In light of the overwhelming election results, and while we wait for QE2, I thought today rather than interpret, analyze and hypothesize about what will happen next, I’d instead talk about selling houses.
A buyer of mine purchases a home subject to selling their current home. This is called a contingent sale – one sale is contingent upon the sale of another. Years ago this was a pretty common practice. But it’s generally a method used in a down market. When the market was strong, no one believed someone else’s home would sell faster than their own; so contingent sales became far and few between. However in today’s market, we find the contingent sale is once again an attractive option. This is especially true when the replacement property or second leg in the chain, is a larger, more expensive home, or perhaps one which for some reason, has been languishing on the market, as was the case for my client.

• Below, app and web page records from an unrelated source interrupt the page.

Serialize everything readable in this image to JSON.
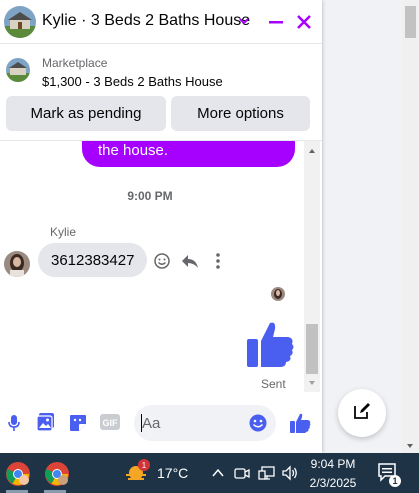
{
  "header": {
    "title": "Kylie · 3 Beds 2 Baths House"
  },
  "marketplace": {
    "label": "Marketplace",
    "listing": "$1,300 - 3 Beds 2 Baths House"
  },
  "actions": {
    "mark_pending": "Mark as pending",
    "more_options": "More options"
  },
  "messages": {
    "outgoing_tail": "the house.",
    "timestamp": "9:00 PM",
    "sender": "Kylie",
    "incoming": "3612383427",
    "status": "Sent"
  },
  "composer": {
    "placeholder": "Aa"
  },
  "taskbar": {
    "weather_badge": "1",
    "temperature": "17°C",
    "time": "9:04 PM",
    "date": "2/3/2025",
    "notification_count": "1"
  },
  "colors": {
    "accent": "#a600ff",
    "like_blue": "#4a5ef0",
    "taskbar": "#1e3346"
  },
  "icons": [
    "house-avatar",
    "chevron-down-icon",
    "minimize-icon",
    "close-icon",
    "emoji-icon",
    "reply-icon",
    "more-vertical-icon",
    "thumbs-up-icon",
    "microphone-icon",
    "photo-icon",
    "sticker-icon",
    "gif-icon",
    "compose-icon",
    "chrome-icon",
    "weather-icon",
    "network-icon",
    "volume-icon",
    "notification-icon"
  ]
}
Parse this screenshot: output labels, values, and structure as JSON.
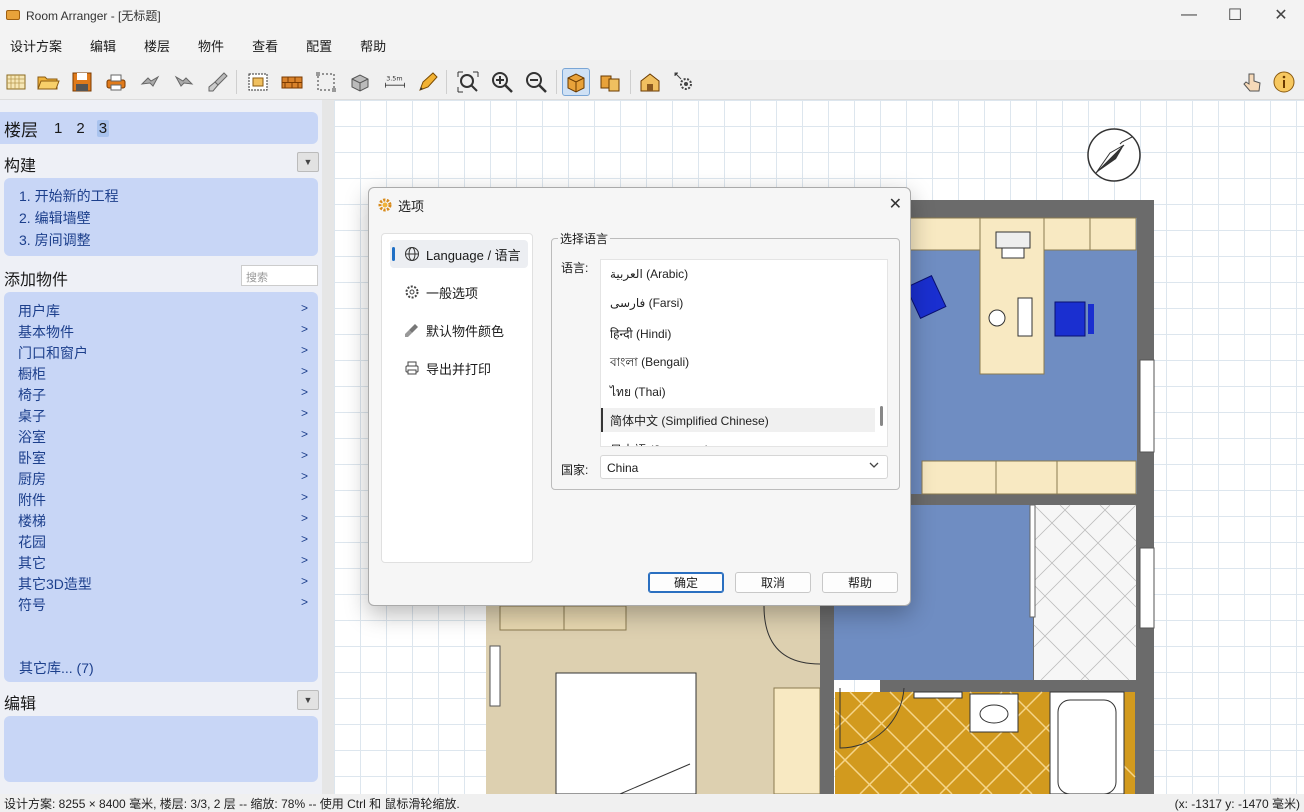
{
  "window": {
    "title": "Room Arranger - [无标题]",
    "minimize_label": "—",
    "maximize_label": "☐",
    "close_label": "✕"
  },
  "menu": [
    "设计方案",
    "编辑",
    "楼层",
    "物件",
    "查看",
    "配置",
    "帮助"
  ],
  "toolbar": {
    "measure_label": "3.5m",
    "active_tool": "3d-box-view"
  },
  "floors": {
    "label": "楼层",
    "items": [
      "1",
      "2",
      "3"
    ],
    "selected": "3"
  },
  "build": {
    "title": "构建",
    "collapse_label": "▼",
    "steps": [
      "1. 开始新的工程",
      "2. 编辑墙壁",
      "3. 房间调整"
    ]
  },
  "add_objects": {
    "title": "添加物件",
    "search_placeholder": "搜索",
    "arrow": ">",
    "categories": [
      "用户库",
      "基本物件",
      "门口和窗户",
      "橱柜",
      "椅子",
      "桌子",
      "浴室",
      "卧室",
      "厨房",
      "附件",
      "楼梯",
      "花园",
      "其它",
      "其它3D造型",
      "符号"
    ],
    "more_libraries": "其它库... (7)"
  },
  "edit": {
    "title": "编辑",
    "collapse_label": "▼"
  },
  "dialog": {
    "title": "选项",
    "close_label": "✕",
    "nav": [
      "Language / 语言",
      "一般选项",
      "默认物件颜色",
      "导出并打印"
    ],
    "selected_nav": "Language / 语言",
    "group_title": "选择语言",
    "language_label": "语言:",
    "languages": [
      "العربية (Arabic)",
      "فارسی (Farsi)",
      "हिन्दी (Hindi)",
      "বাংলা (Bengali)",
      "ไทย (Thai)",
      "简体中文 (Simplified Chinese)",
      "日本語 (Japanese)"
    ],
    "selected_language": "简体中文 (Simplified Chinese)",
    "country_label": "国家:",
    "country_value": "China",
    "buttons": {
      "ok": "确定",
      "cancel": "取消",
      "help": "帮助"
    }
  },
  "status": {
    "left": "设计方案: 8255 × 8400 毫米, 楼层: 3/3, 2 层 -- 缩放: 78% -- 使用 Ctrl 和 鼠标滑轮缩放.",
    "right": "(x: -1317 y: -1470 毫米)"
  },
  "colors": {
    "panel": "#c8d6f6",
    "link": "#1c3f8c",
    "wall": "#6b6b6b",
    "carpet": "#6f8dc2",
    "tile": "#d29a1e",
    "furniture": "#f8e9c2",
    "chair": "#1a2fd0"
  }
}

We found a home that had been on the market for more than 180 days, made an offer, negotiated and opened escrow. We reduced the price of our home and at the midnight hour – literally the 30th day of a 30 day contingency – received and accepted an offer. We naturally had to take less than we wanted, but time was running out, and my clients really wanted the home they had purchased. Now here’s where it gets interesting. We had purchased originally agreeing to a 45 day closing. Yet here we were, 30 days in and we have only now sold our home. We had done an inspection right away, and my client had provided their lender with all the appropriate paperwork, but that was pretty much it. After all, we hadn’t sold, and despite early price reductions, had no buyer on the horizon. During a standard sale in California, a purchaser has 17 days with which to conduct investigations, inspections, get an appraisal and obtain their final loan approval. At the end of the 17 days, the buyer is supposed to sign off and put their “money on the table”. It’s a contract clearly favoring the buyer since the seller has to take their home of the market for those 17 days and the buyer can cancel should they find something during their investigations they disapprove of or if they can’t qualify for a loan. Since we were buying with a home sale contingency for 30 days, we let the 17 days pass without completing the process. The seller subsequently sends a notice to perform, demanding my client sign off on their contingencies – a request that went unheeded. This response afforded the seller the opportunity to cancel the transaction should they so choose, something the buyer felt entirely reasonable. The seller elected to let sleeping dogs lie, even though they were frustrated with our lack of response. Suddenly however, we’ve sold and now we need to extend the original closing date so that the two escrows in the chain can close concurrently – my client gets his money from the sale of his home and subsequently uses that to purchase his new home. Terrific, it takes a little longer but everyone wins, only the seller of home #1 decides he will grant the extension but only if my client compensates him for the costs of the extension. Those costs being his mortgage taxes and insurance the difference between the original agreed to escrow period and the new closing date that’s tied to the sale of the second leg of the transaction.
The original contract did not spell out that the contingency of selling home #2 would, by definition, automatically push back the closing of home #1 to coincide with the closing of home #2. Thus a predicament is born. Of course logic would suggest this is obvious and further that in this challenging market place a seller would gladly push back to close to accommodate their now incredibly valuable real buyer. However, logic is not a replacement for a clearly spelled out contract. Unfortunately, in this story and for reasons difficult to understand, the seller of home #1 is prepared to cancel the transaction if they do not receive their compensation for the extension. Clearly one would hope the seller’s Realtor would step in and talk their seller “off the cliff”. Naturally they would explain the obvious: that going back on the market in no way is a benefit to the seller and that the carrying costs of extending are the same as not being in escrow and searching for a new buyer. In fact as we can easily surmise in this example, given the market we’re in, the costs of canceling will likely eclipse those of extending. Alas, this is not what is happening. To the contrary, the seller’s Realtor, in an effort to “represent the seller” is accommodating the seller’s irrational behavior which includes playing attorney and composing amendments to the standard contract. When driving, this is called “playing Chicken”; in poker it’s called bluffing; in real estate, it’s called suicide. Can this deal be saved? Stay tuned and come back next week, for another new episode of, Realtor Wars… Ugh.
Is it a little dangerous putting this kind of information on the internet when the deal has not yet closed? Then again, reading through it again, probably not this time.